─── The data
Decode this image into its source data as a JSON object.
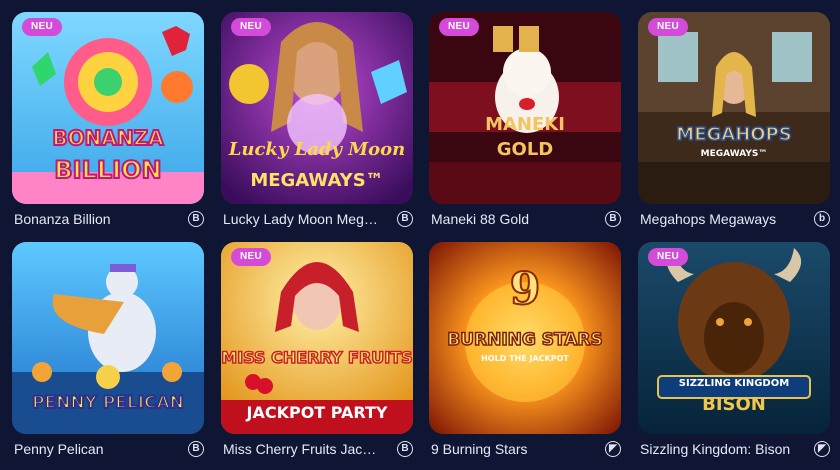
{
  "games": [
    {
      "title": "Bonanza Billion",
      "badge": "NEU",
      "provider_icon": "provider-b-icon",
      "provider_glyph": "B",
      "logo_line1": "BONANZA",
      "logo_line2": "BILLION"
    },
    {
      "title": "Lucky Lady Moon Mega...",
      "badge": "NEU",
      "provider_icon": "provider-b-icon",
      "provider_glyph": "B",
      "logo_line1": "Lucky Lady Moon",
      "logo_line2": "MEGAWAYS™"
    },
    {
      "title": "Maneki 88 Gold",
      "badge": "NEU",
      "provider_icon": "provider-b-icon",
      "provider_glyph": "B",
      "logo_line1": "MANEKI",
      "logo_line2": "GOLD"
    },
    {
      "title": "Megahops Megaways",
      "badge": "NEU",
      "provider_icon": "provider-b-lower-icon",
      "provider_glyph": "b",
      "logo_line1": "MEGAHOPS",
      "logo_line2": "MEGAWAYS™"
    },
    {
      "title": "Penny Pelican",
      "badge": "",
      "provider_icon": "provider-b-icon",
      "provider_glyph": "B",
      "logo_line1": "PENNY PELICAN",
      "logo_line2": ""
    },
    {
      "title": "Miss Cherry Fruits Jackp...",
      "badge": "NEU",
      "provider_icon": "provider-b-icon",
      "provider_glyph": "B",
      "logo_line1": "MISS CHERRY FRUITS",
      "logo_line2": "JACKPOT PARTY"
    },
    {
      "title": "9 Burning Stars",
      "badge": "",
      "provider_icon": "provider-arrow-icon",
      "provider_glyph": "◤",
      "logo_line1": "BURNING STARS",
      "logo_line2": "HOLD THE JACKPOT"
    },
    {
      "title": "Sizzling Kingdom: Bison",
      "badge": "NEU",
      "provider_icon": "provider-arrow-icon",
      "provider_glyph": "◤",
      "logo_line1": "SIZZLING KINGDOM",
      "logo_line2": "BISON"
    }
  ],
  "colors": {
    "background": "#0f1633",
    "badge": "#d44ad9",
    "text": "#e6e9f5"
  }
}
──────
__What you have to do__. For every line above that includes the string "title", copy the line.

__Result for this task__.
      "title": "Bonanza Billion",
      "title": "Lucky Lady Moon Mega...",
      "title": "Maneki 88 Gold",
      "title": "Megahops Megaways",
      "title": "Penny Pelican",
      "title": "Miss Cherry Fruits Jackp...",
      "title": "9 Burning Stars",
      "title": "Sizzling Kingdom: Bison",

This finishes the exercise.